• REQUIRED ACTION:
Your task is to copy every line below that contains the word "image".

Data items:
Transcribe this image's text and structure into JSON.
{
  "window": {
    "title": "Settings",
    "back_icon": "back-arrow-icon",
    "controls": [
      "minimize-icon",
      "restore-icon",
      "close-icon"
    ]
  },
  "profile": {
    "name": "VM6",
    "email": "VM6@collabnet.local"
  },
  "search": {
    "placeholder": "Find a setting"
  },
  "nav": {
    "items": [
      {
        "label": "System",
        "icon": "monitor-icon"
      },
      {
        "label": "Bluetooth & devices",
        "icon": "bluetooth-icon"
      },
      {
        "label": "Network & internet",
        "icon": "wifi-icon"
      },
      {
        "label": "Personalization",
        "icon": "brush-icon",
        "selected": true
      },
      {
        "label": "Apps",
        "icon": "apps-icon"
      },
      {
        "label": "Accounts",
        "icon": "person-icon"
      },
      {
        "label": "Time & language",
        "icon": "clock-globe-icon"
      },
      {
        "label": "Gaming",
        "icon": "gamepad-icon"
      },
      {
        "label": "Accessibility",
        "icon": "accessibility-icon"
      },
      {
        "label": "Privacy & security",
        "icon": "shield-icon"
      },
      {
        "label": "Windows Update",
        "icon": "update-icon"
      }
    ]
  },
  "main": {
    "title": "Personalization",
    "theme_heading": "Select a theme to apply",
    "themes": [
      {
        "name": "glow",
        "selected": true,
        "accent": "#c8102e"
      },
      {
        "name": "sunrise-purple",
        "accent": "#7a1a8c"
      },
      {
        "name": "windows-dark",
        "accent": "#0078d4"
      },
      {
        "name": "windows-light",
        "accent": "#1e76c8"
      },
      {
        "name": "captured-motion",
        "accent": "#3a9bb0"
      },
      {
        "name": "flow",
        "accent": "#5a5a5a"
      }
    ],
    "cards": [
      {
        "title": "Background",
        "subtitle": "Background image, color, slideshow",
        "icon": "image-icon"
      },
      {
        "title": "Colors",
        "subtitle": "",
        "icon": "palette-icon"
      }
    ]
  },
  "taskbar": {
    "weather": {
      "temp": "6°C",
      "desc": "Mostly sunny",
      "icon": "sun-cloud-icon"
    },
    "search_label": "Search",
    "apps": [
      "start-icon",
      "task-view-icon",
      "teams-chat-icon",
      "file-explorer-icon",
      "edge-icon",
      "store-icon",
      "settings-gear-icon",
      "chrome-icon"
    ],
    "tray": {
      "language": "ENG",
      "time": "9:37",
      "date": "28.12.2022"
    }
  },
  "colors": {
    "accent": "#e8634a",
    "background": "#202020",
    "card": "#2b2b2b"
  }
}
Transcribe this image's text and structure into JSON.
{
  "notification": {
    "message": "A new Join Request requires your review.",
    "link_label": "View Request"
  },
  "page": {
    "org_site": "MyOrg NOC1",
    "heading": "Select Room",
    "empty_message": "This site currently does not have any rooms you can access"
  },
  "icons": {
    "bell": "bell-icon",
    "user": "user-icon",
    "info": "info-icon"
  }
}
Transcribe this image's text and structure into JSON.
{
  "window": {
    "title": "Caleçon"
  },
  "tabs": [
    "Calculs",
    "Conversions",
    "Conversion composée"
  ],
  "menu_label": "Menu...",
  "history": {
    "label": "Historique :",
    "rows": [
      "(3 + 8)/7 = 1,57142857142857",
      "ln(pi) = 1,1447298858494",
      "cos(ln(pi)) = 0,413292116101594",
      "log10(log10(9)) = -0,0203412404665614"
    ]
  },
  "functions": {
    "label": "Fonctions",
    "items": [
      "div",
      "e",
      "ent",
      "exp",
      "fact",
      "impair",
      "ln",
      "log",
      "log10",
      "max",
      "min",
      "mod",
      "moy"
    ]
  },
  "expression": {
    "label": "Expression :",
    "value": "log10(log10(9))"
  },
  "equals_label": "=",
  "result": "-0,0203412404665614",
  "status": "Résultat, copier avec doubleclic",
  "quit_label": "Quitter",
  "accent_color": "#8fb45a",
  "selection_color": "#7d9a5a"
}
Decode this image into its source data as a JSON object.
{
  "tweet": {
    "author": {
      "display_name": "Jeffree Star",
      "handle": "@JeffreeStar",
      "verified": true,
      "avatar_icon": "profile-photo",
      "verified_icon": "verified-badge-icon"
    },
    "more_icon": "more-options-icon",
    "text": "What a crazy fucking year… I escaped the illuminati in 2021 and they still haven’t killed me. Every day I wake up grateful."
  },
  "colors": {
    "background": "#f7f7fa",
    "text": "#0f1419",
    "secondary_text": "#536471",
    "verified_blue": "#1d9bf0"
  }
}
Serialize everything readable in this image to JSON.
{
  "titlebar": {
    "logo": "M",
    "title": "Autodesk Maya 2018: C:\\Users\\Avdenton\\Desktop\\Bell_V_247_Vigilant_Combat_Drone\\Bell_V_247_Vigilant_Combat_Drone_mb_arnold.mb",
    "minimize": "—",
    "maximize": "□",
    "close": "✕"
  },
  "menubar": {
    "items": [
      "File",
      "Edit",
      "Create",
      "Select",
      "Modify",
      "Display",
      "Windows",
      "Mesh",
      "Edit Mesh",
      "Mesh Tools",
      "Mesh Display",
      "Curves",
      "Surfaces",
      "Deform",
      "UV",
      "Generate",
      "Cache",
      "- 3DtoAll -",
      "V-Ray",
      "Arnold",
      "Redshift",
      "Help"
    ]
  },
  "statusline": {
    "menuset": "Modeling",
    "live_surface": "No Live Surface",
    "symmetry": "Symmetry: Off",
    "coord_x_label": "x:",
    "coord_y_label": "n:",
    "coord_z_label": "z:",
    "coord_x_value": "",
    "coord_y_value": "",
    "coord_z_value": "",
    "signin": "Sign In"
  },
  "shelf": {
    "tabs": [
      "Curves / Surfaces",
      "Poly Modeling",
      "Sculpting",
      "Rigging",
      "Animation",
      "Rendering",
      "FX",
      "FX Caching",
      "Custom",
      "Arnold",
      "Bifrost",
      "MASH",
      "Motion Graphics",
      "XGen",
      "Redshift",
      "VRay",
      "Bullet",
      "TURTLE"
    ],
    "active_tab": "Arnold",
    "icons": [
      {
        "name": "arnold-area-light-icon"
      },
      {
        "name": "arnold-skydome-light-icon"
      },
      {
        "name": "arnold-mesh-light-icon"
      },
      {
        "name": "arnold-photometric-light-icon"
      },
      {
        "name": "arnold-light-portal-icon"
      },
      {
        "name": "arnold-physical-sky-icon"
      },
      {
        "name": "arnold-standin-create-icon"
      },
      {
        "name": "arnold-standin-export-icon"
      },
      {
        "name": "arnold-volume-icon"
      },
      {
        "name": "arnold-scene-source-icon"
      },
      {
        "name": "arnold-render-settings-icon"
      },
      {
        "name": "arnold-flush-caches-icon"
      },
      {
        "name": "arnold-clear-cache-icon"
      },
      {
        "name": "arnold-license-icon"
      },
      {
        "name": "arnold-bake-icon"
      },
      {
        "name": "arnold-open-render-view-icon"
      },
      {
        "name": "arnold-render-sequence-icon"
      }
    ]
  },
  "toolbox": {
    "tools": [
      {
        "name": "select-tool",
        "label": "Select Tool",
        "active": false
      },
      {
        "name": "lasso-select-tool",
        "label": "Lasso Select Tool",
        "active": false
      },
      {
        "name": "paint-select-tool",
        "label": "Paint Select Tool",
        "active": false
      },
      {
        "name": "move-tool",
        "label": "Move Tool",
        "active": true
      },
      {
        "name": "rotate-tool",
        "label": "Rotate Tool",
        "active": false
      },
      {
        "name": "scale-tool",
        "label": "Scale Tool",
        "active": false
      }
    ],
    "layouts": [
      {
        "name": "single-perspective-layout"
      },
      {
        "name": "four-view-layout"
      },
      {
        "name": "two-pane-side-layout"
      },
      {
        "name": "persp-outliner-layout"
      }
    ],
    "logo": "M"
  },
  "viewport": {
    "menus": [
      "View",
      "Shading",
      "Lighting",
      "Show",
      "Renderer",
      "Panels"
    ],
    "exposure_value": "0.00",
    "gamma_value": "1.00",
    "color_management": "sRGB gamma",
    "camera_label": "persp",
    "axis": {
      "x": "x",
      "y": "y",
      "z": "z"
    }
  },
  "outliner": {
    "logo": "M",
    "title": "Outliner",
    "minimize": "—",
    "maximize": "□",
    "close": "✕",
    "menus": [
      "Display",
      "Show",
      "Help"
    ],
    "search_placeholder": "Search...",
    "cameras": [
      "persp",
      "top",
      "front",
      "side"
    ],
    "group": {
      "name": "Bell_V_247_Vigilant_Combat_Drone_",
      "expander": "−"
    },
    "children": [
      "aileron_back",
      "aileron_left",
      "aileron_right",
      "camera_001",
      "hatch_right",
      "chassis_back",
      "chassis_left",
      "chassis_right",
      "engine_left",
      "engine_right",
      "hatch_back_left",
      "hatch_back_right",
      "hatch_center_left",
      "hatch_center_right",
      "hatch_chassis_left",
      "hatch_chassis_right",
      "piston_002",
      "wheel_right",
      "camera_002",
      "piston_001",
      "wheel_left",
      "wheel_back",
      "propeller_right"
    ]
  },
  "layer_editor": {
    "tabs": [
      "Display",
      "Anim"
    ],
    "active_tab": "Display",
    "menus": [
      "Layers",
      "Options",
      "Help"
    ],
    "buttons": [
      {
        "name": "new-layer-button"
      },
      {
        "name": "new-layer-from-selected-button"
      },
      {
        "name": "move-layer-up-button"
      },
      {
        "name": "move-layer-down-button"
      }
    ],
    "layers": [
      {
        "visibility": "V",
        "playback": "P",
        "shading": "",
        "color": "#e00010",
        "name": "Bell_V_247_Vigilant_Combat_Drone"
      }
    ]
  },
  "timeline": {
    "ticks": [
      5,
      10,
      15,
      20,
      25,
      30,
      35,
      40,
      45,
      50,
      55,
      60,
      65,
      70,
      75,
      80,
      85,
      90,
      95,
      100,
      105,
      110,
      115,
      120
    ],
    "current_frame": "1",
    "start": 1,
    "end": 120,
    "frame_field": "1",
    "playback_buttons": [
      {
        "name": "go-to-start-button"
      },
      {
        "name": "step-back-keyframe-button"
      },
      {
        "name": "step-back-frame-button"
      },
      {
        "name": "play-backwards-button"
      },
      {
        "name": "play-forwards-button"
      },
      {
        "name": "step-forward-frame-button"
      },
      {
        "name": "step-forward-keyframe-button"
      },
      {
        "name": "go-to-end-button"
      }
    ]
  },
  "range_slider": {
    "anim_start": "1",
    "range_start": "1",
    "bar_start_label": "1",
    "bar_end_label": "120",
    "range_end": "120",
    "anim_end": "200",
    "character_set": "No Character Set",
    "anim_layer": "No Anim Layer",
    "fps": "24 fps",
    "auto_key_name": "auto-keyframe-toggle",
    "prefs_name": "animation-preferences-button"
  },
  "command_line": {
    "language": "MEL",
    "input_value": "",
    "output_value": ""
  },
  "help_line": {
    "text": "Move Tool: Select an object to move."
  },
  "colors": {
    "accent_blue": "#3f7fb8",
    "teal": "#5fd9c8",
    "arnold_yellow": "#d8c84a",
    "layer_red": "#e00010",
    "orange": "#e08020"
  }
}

• RESPONSE:
Transcribe this image's text and structure into JSON.
        "subtitle": "Background image, color, slideshow",
        "icon": "image-icon"
Transcribe this image's text and structure into JSON.
Transcribe this image's text and structure into JSON.
Decode this image into its source data as a JSON object.
Serialize everything readable in this image to JSON.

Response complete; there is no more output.